*Task input*
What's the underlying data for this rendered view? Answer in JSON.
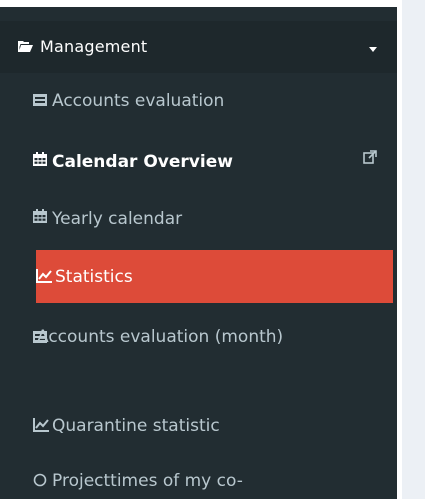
{
  "sidebar": {
    "section": {
      "label": "Management",
      "icon": "folder-open-icon"
    },
    "items": [
      {
        "label": "Accounts evaluation",
        "icon": "list-alt-icon"
      },
      {
        "label": "Calendar Overview",
        "icon": "calendar-icon",
        "external_icon": "external-link-icon"
      },
      {
        "label": "Yearly calendar",
        "icon": "calendar-icon"
      },
      {
        "label": "Statistics",
        "icon": "line-chart-icon"
      },
      {
        "label": "Accounts evaluation (month)",
        "icon": "list-alt-icon"
      },
      {
        "label": "Quarantine statistic",
        "icon": "line-chart-icon"
      },
      {
        "label": "Projecttimes of my co-",
        "icon": "circle-icon"
      }
    ]
  },
  "colors": {
    "sidebar_bg": "#222d32",
    "section_header_bg": "#1e282c",
    "active_bg": "#dd4b39",
    "text_muted": "#b8c7ce",
    "content_bg": "#ecf0f5"
  }
}
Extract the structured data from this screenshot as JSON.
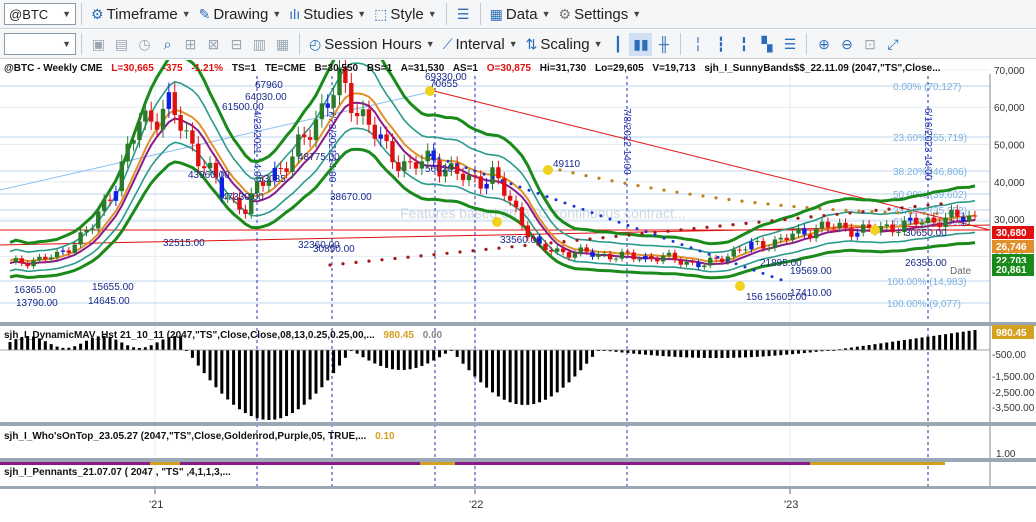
{
  "toolbar1": {
    "symbol": "@BTC",
    "timeframe": "Timeframe",
    "drawing": "Drawing",
    "studies": "Studies",
    "style": "Style",
    "data": "Data",
    "settings": "Settings"
  },
  "toolbar2": {
    "symbol_box": "",
    "session_hours": "Session Hours",
    "interval": "Interval",
    "scaling": "Scaling"
  },
  "header": {
    "symbol": "@BTC - Weekly  CME",
    "l": "L=30,665",
    "chg": "-375",
    "pct": "-1.21%",
    "ts": "TS=1",
    "te": "TE=CME",
    "b": "B=30,550",
    "bs": "BS=1",
    "a": "A=31,530",
    "as": "AS=1",
    "o": "O=30,875",
    "hi": "Hi=31,730",
    "lo": "Lo=29,605",
    "v": "V=19,713",
    "study": "sjh_I_SunnyBands$$_22.11.09 (2047,\"TS\",Close..."
  },
  "watermark": "Features based on BTC continuous contract...",
  "colors": {
    "up": "#2a7a2a",
    "down": "#e01010",
    "blue": "#1020e0",
    "band_outer": "#1a8a1a",
    "band_inner": "#2a9a8a",
    "orange": "#e0902a",
    "purple": "#8a1a8a",
    "gold": "#d4a020",
    "fib": "#7ab0e0"
  },
  "price_axis": {
    "ticks": [
      "70,000",
      "60,000",
      "50,000",
      "40,000",
      "30,000",
      "20,000"
    ],
    "badges": [
      {
        "text": "30,680",
        "bg": "#e01010"
      },
      {
        "text": "26,746",
        "bg": "#e0902a"
      },
      {
        "text": "22,703",
        "bg": "#1a8a1a"
      },
      {
        "text": "20,861",
        "bg": "#1a8a1a"
      }
    ]
  },
  "fib_labels": [
    "0.00% (70,127)",
    "23.60% (55,719)",
    "38.20% (46,806)",
    "50.00% (39,602)",
    "23.60% (35,252)",
    "61.80% (32,398)",
    "100.00% (14,983)",
    "100.00% (9,077)"
  ],
  "date_labels": [
    "4/23/2021 14:00",
    "7/23/2021 14:00",
    "7/8/2022 14:00",
    "6/16/2023 14:00"
  ],
  "price_labels": [
    "69330.00",
    "67960",
    "70655",
    "64030.00",
    "61500.00",
    "48775.00",
    "53035.",
    "43960.00",
    "47330.00",
    "38670.00",
    "32515.00",
    "32360.00",
    "30890.00",
    "56020.",
    "49110",
    "33560.00",
    "21895.00",
    "19569.00",
    "17410.00",
    "15605.00",
    "156",
    "30650.00",
    "26355.00",
    "13790.00",
    "14645.00",
    "15655.00",
    "16365.00"
  ],
  "mid_labels": [
    "Date"
  ],
  "panels": {
    "dmav": {
      "title": "sjh_I_DynamicMAV_Hst 21_10_11 (2047,\"TS\",Close,Close,08,13,0.25,0.25,00,...",
      "v1": "980.45",
      "v2": "0.00",
      "badge": "980.45"
    },
    "dmav_ticks": [
      "-500.00",
      "-1,500.00",
      "-2,500.00",
      "-3,500.00"
    ],
    "wot": {
      "title": "sjh_I_Who'sOnTop_23.05.27 (2047,\"TS\",Close,Goldenrod,Purple,05,  TRUE,...",
      "v": "0.10"
    },
    "wot_tick": "1.00",
    "pen": {
      "title": "sjh_I_Pennants_21.07.07 ( 2047 , \"TS\" ,4,1,1,3,..."
    }
  },
  "time_axis": [
    "'21",
    "'22",
    "'23"
  ]
}
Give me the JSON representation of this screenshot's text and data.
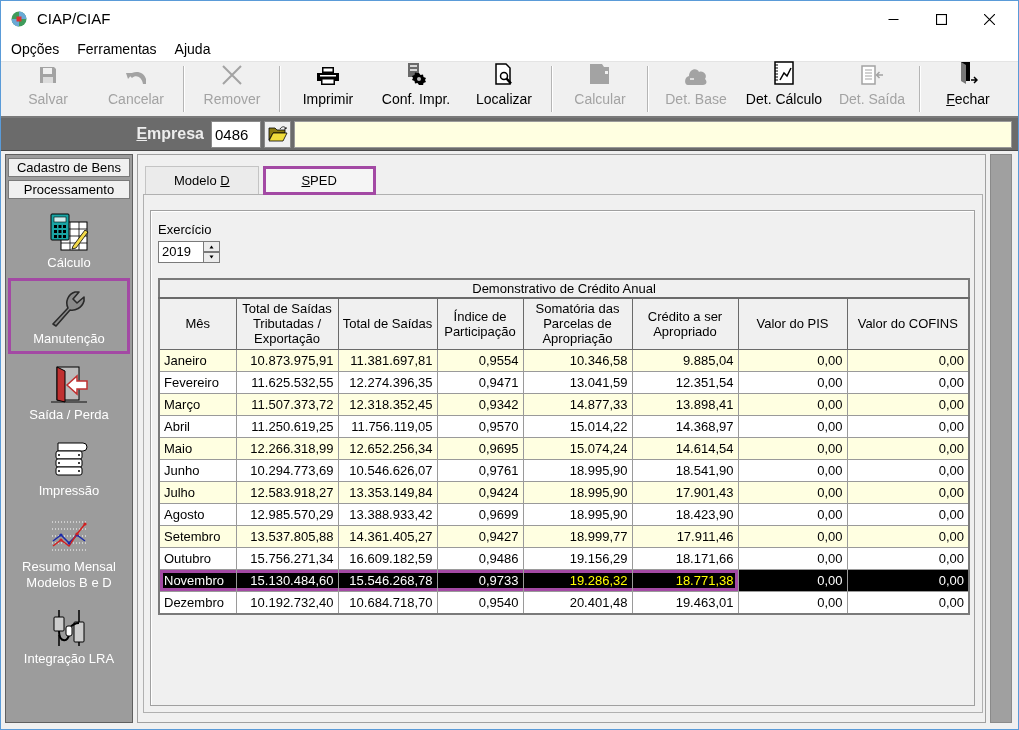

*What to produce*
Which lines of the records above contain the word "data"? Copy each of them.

*Task response*
What's the underlying data for this rendered view? Answer in JSON.
Extract the structured data from this screenshot as JSON.
    "data": "Data",
Give me the JSON representation of this screenshot's text and data.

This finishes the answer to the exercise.